By now, we’ve had a LOT of experience dealing with city inspections.
And we’ve seen how many different contractors handle them.
And here’s what separates the contractors who get their permits signed off from the ones who get endless streams of corrections:
- Good quality work (obviously); and
The nature of renovating old buildings is that things are not always going to get built exactly to plan.
You and your contractor are going to have to improvise in order to create the best possible space within the constraints under which you are forced to operate.
The hard part is when the inspector comes in and sees that what has been done deviates from the plans.
Now, if what you have done violates the building codes, there’s not much anyone can do… you’re not going to get away with it.
However, if the work is to code, then you might.
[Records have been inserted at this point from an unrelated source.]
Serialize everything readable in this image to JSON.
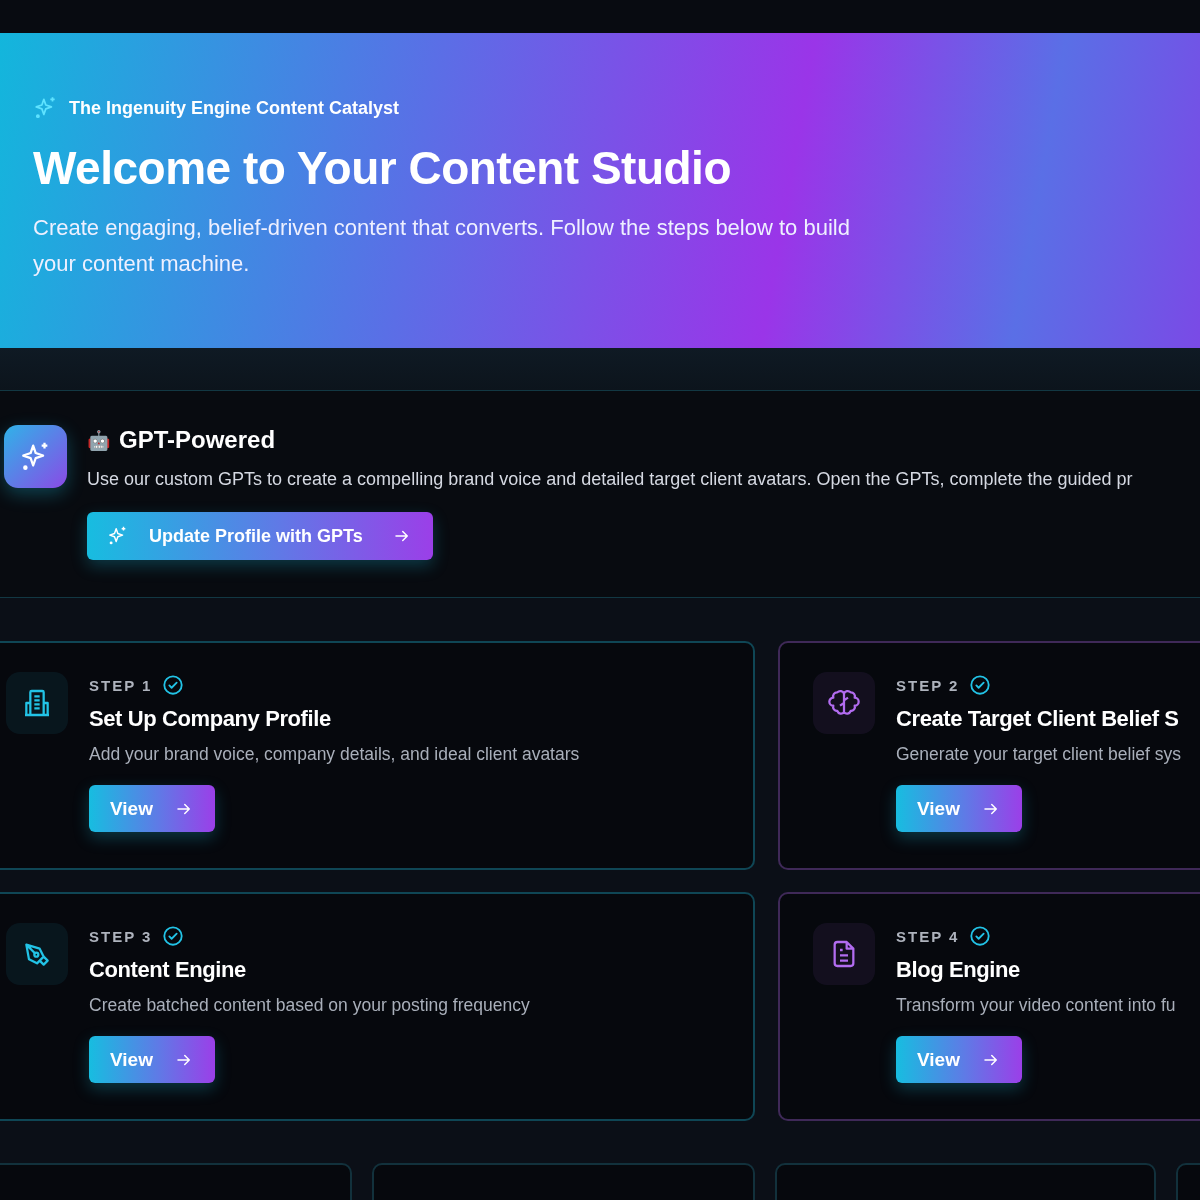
{
  "hero": {
    "eyebrow": "The Ingenuity Engine Content Catalyst",
    "title": "Welcome to Your Content Studio",
    "subtitle": "Create engaging, belief-driven content that converts. Follow the steps below to build your content machine."
  },
  "gpt_panel": {
    "emoji": "🤖",
    "title": "GPT-Powered",
    "description": "Use our custom GPTs to create a compelling brand voice and detailed target client avatars. Open the GPTs, complete the guided pr",
    "button": "Update Profile with GPTs"
  },
  "steps": [
    {
      "step": "STEP 1",
      "completed": true,
      "title": "Set Up Company Profile",
      "description": "Add your brand voice, company details, and ideal client avatars",
      "button": "View",
      "color": "#22c3e6"
    },
    {
      "step": "STEP 2",
      "completed": true,
      "title": "Create Target Client Belief S",
      "description": "Generate your target client belief sys",
      "button": "View",
      "color": "#b26cf0"
    },
    {
      "step": "STEP 3",
      "completed": true,
      "title": "Content Engine",
      "description": "Create batched content based on your posting frequency",
      "button": "View",
      "color": "#22c3e6"
    },
    {
      "step": "STEP 4",
      "completed": true,
      "title": "Blog Engine",
      "description": "Transform your video content into fu",
      "button": "View",
      "color": "#b26cf0"
    }
  ]
}
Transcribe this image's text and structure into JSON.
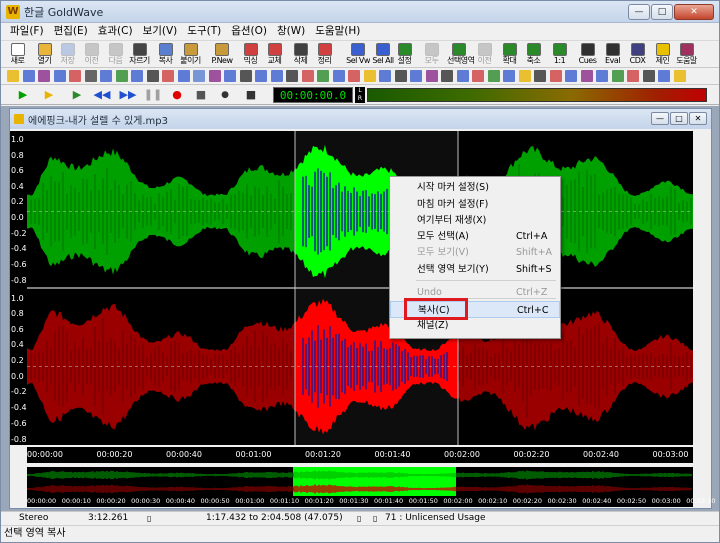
{
  "app": {
    "title": "한글 GoldWave",
    "logo": "W"
  },
  "window_controls": {
    "minimize": "—",
    "maximize": "□",
    "close": "✕"
  },
  "menu": [
    "파일(F)",
    "편집(E)",
    "효과(C)",
    "보기(V)",
    "도구(T)",
    "옵션(O)",
    "창(W)",
    "도움말(H)"
  ],
  "toolbar": [
    {
      "label": "새로",
      "icon": "new-file-icon",
      "color": "#ffffff",
      "enabled": true
    },
    {
      "label": "열기",
      "icon": "open-folder-icon",
      "color": "#e8b43a",
      "enabled": true
    },
    {
      "label": "저장",
      "icon": "save-icon",
      "color": "#5a7fd0",
      "enabled": false
    },
    {
      "label": "이전",
      "icon": "undo-icon",
      "color": "#7a7a7a",
      "enabled": false
    },
    {
      "label": "다음",
      "icon": "redo-icon",
      "color": "#7a7a7a",
      "enabled": false
    },
    {
      "label": "자르기",
      "icon": "scissors-icon",
      "color": "#444444",
      "enabled": true
    },
    {
      "label": "복사",
      "icon": "copy-icon",
      "color": "#5a7fd0",
      "enabled": true
    },
    {
      "label": "붙이기",
      "icon": "paste-icon",
      "color": "#c89a3a",
      "enabled": true
    },
    {
      "label": "P.New",
      "icon": "paste-new-icon",
      "color": "#c89a3a",
      "enabled": true
    },
    {
      "label": "믹싱",
      "icon": "mix-icon",
      "color": "#d04040",
      "enabled": true
    },
    {
      "label": "교체",
      "icon": "replace-icon",
      "color": "#d04040",
      "enabled": true
    },
    {
      "label": "삭제",
      "icon": "delete-icon",
      "color": "#404040",
      "enabled": true
    },
    {
      "label": "정리",
      "icon": "trim-icon",
      "color": "#d04040",
      "enabled": true
    },
    {
      "label": "Sel Vw",
      "icon": "select-view-icon",
      "color": "#3a5fd0",
      "enabled": true
    },
    {
      "label": "Sel All",
      "icon": "select-all-icon",
      "color": "#3a5fd0",
      "enabled": true
    },
    {
      "label": "설정",
      "icon": "settings-icon",
      "color": "#2a8a2a",
      "enabled": true
    },
    {
      "label": "모두",
      "icon": "zoom-all-icon",
      "color": "#7a7a7a",
      "enabled": false
    },
    {
      "label": "선택영역",
      "icon": "zoom-selection-icon",
      "color": "#2a8a2a",
      "enabled": true
    },
    {
      "label": "이전",
      "icon": "zoom-previous-icon",
      "color": "#7a7a7a",
      "enabled": false
    },
    {
      "label": "확대",
      "icon": "zoom-in-icon",
      "color": "#2a8a2a",
      "enabled": true
    },
    {
      "label": "축소",
      "icon": "zoom-out-icon",
      "color": "#2a8a2a",
      "enabled": true
    },
    {
      "label": "1:1",
      "icon": "zoom-1-1-icon",
      "color": "#2a8a2a",
      "enabled": true
    },
    {
      "label": "Cues",
      "icon": "cues-icon",
      "color": "#303030",
      "enabled": true
    },
    {
      "label": "Eval",
      "icon": "eval-icon",
      "color": "#303030",
      "enabled": true
    },
    {
      "label": "CDX",
      "icon": "cdx-icon",
      "color": "#404080",
      "enabled": true
    },
    {
      "label": "제인",
      "icon": "help-book-icon",
      "color": "#e8c000",
      "enabled": true
    },
    {
      "label": "도움말",
      "icon": "help-icon",
      "color": "#a03060",
      "enabled": true
    }
  ],
  "effects_toolbar_colors": [
    "#e8b400",
    "#3a5fd0",
    "#8a2a8a",
    "#3a5fd0",
    "#d04040",
    "#444444",
    "#3a5fd0",
    "#2a8a2a",
    "#3a5fd0",
    "#303030",
    "#d04040",
    "#3a5fd0",
    "#5a7fd0",
    "#8a2a8a",
    "#3a5fd0",
    "#303030",
    "#3a5fd0",
    "#3a5fd0",
    "#303030",
    "#d04040",
    "#2a8a2a",
    "#3a5fd0",
    "#d04040",
    "#e8b400",
    "#3a5fd0",
    "#303030",
    "#3a5fd0",
    "#8a2a8a",
    "#303030",
    "#3a5fd0",
    "#d04040",
    "#2a8a2a",
    "#3a5fd0",
    "#e8b400",
    "#303030",
    "#d04040",
    "#3a5fd0",
    "#8a2a8a",
    "#3a5fd0",
    "#2a8a2a",
    "#d04040",
    "#303030",
    "#3a5fd0",
    "#e8b400"
  ],
  "transport": {
    "play": "▶",
    "play_selection": "▶",
    "rewind": "◀◀",
    "fast_forward": "▶▶",
    "pause": "❚❚",
    "record": "●",
    "stop": "■",
    "time": "00:00:00.0",
    "meter_left": "L",
    "meter_right": "R"
  },
  "document": {
    "title": "에에핑크-내가 설렐 수 있게.mp3"
  },
  "waveform": {
    "channels": [
      "left",
      "right"
    ],
    "colors": {
      "left": "#00a000",
      "right": "#9a0000",
      "left_selected": "#00ff00",
      "right_selected": "#ff0000",
      "peak": "#1a1aa0"
    },
    "y_labels": [
      "1.0",
      "0.8",
      "0.6",
      "0.4",
      "0.2",
      "0.0",
      "-0.2",
      "-0.4",
      "-0.6",
      "-0.8",
      "1.0",
      "0.8",
      "0.6",
      "0.4",
      "0.2",
      "0.0",
      "-0.2",
      "-0.4",
      "-0.6",
      "-0.8"
    ],
    "time_labels": [
      "00:00:00",
      "00:00:20",
      "00:00:40",
      "00:01:00",
      "00:01:20",
      "00:01:40",
      "00:02:00",
      "00:02:20",
      "00:02:40",
      "00:03:00"
    ],
    "overview_labels": [
      "00:00:00",
      "00:00:10",
      "00:00:20",
      "00:00:30",
      "00:00:40",
      "00:00:50",
      "00:01:00",
      "00:01:10",
      "00:01:20",
      "00:01:30",
      "00:01:40",
      "00:01:50",
      "00:02:00",
      "00:02:10",
      "00:02:20",
      "00:02:30",
      "00:02:40",
      "00:02:50",
      "00:03:00",
      "00:03:10"
    ]
  },
  "context_menu": [
    {
      "label": "시작 마커 설정(S)",
      "shortcut": "",
      "enabled": true
    },
    {
      "label": "마침 마커 설정(F)",
      "shortcut": "",
      "enabled": true
    },
    {
      "label": "여기부터 재생(X)",
      "shortcut": "",
      "enabled": true
    },
    {
      "label": "모두 선택(A)",
      "shortcut": "Ctrl+A",
      "enabled": true
    },
    {
      "label": "모두 보기(V)",
      "shortcut": "Shift+A",
      "enabled": false
    },
    {
      "label": "선택 영역 보기(Y)",
      "shortcut": "Shift+S",
      "enabled": true
    },
    {
      "label": "Undo",
      "shortcut": "Ctrl+Z",
      "enabled": false
    },
    {
      "label": "복사(C)",
      "shortcut": "Ctrl+C",
      "enabled": true,
      "highlighted": true
    },
    {
      "label": "채널(Z)",
      "shortcut": "",
      "enabled": true
    }
  ],
  "status": {
    "mode": "Stereo",
    "length": "3:12.261",
    "selection": "1:17.432 to 2:04.508 (47.075)",
    "info": "71 : Unlicensed Usage",
    "hint": "선택 영역 복사"
  }
}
If your contractor has a history of doing good work and projects confidence in his own knowledge of the building code, the inspector is likely to allow some deviations without requiring you to go back to plan-check (which can impose weeks or months of delays).
If, on the other hand, your contractor does low quality work and/or lacks confidence in his own knowledge of the building codes, the inspector is likely going to run roughshod over him, which means multiples rounds of additional inspections and / or trips back to plan-check.
With isolated exceptions, we have found city inspectors to be pretty reasonable people. If they think you know what you’re doing, they let you proceed. If they think you’re an amateur, then they force you through the wringer (which, by the way, is how you go from being an amateur to being a pro… trust me!).